Acid rain, a byproduct of the large-scale burning of sulfates and nitrates, has been an observed phenomenon since the very earliest years of the industrial revolution in 1872, when English scientist Robert Angus Smith wrote of its corrosive effect on buildings and plants. As large amounts of these chemicals are released into the atmosphere through such processes as the burning of coal, they become bonded with water vapor held in clouds and are subsequently released to the Earth in the form of highly acidic rainfalls. While acid rain only causes indirect damage to living human beings, primarily through its reactions with Volatile Organic Compounds (VOCs) to form ground-level Ozone (smog), it causes tremendous damage to soil fertility, aquatic life, and durable inorganic materials such as stone and metals. Some of the greatest measurable effects of acid rain can be observed on human constructions, particularly old buildings with facades built of corrosion-prone metals such as copper and porous stone such as limestone. 

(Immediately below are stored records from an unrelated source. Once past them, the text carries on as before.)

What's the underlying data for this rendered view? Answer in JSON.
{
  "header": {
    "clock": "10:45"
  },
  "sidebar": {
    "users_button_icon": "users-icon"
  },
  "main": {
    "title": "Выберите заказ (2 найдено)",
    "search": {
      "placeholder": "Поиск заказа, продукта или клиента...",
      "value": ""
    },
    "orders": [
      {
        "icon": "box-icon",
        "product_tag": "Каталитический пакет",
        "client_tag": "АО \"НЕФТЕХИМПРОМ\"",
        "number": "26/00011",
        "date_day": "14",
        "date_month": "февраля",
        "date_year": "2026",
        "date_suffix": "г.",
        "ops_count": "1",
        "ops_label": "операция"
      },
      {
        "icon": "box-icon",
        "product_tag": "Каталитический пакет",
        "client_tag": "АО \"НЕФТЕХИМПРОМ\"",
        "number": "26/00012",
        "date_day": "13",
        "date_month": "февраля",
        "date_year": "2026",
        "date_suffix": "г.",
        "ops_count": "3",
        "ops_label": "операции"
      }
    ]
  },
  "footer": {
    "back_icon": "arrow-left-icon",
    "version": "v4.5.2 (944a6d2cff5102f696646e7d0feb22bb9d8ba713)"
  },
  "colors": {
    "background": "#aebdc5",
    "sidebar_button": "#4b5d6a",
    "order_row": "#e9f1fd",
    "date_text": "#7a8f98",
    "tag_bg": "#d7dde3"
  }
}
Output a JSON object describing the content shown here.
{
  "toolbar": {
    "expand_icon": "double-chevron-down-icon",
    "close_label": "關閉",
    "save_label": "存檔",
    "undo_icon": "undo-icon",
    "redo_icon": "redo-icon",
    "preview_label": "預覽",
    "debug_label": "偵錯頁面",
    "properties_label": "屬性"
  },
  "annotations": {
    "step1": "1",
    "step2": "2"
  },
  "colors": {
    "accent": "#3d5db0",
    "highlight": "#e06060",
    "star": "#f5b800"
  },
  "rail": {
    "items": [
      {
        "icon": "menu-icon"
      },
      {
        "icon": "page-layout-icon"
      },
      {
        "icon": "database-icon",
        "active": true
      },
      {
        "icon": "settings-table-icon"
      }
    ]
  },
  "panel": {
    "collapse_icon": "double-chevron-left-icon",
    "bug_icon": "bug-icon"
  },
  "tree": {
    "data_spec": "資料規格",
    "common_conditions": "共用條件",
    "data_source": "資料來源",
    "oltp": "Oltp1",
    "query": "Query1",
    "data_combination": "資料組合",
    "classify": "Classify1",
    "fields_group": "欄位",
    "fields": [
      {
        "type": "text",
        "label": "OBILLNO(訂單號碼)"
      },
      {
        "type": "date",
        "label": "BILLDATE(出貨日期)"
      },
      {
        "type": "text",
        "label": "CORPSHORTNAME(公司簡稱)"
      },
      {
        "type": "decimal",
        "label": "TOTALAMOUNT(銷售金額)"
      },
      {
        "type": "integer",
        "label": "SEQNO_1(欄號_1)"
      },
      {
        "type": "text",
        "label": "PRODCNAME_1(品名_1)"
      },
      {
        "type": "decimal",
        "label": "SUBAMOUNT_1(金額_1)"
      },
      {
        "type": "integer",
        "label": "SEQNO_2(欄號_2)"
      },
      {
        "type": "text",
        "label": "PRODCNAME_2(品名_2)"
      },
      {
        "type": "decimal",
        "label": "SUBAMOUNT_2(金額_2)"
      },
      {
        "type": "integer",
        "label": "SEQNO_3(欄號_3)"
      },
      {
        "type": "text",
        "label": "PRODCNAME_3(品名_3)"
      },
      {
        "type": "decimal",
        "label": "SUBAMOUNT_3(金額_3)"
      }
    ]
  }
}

Unfortunately, buildings and monuments at most of the world’s most important heritage places were not built to withstand such toxic punishment, and as many of these great sites are located in or near burgeoning industrial cities, they have sustained considerable damage. In our modern global economy, as developing countries such as China and India become increasingly industrialized without implementing the stringent pollution controls mostly adopted decades ago by older industrialized nations, many of their greatest cultural treasures are at risk from their own runaway national economic success. These hazards are not, however, limited in any sense to the rapidly-industrializing world; countries such as Australia have also experienced terrible conflicts between cultural preservation and industrial concerns, while the chemical-laden clouds themselves know no borders and have the potential to float over a large area.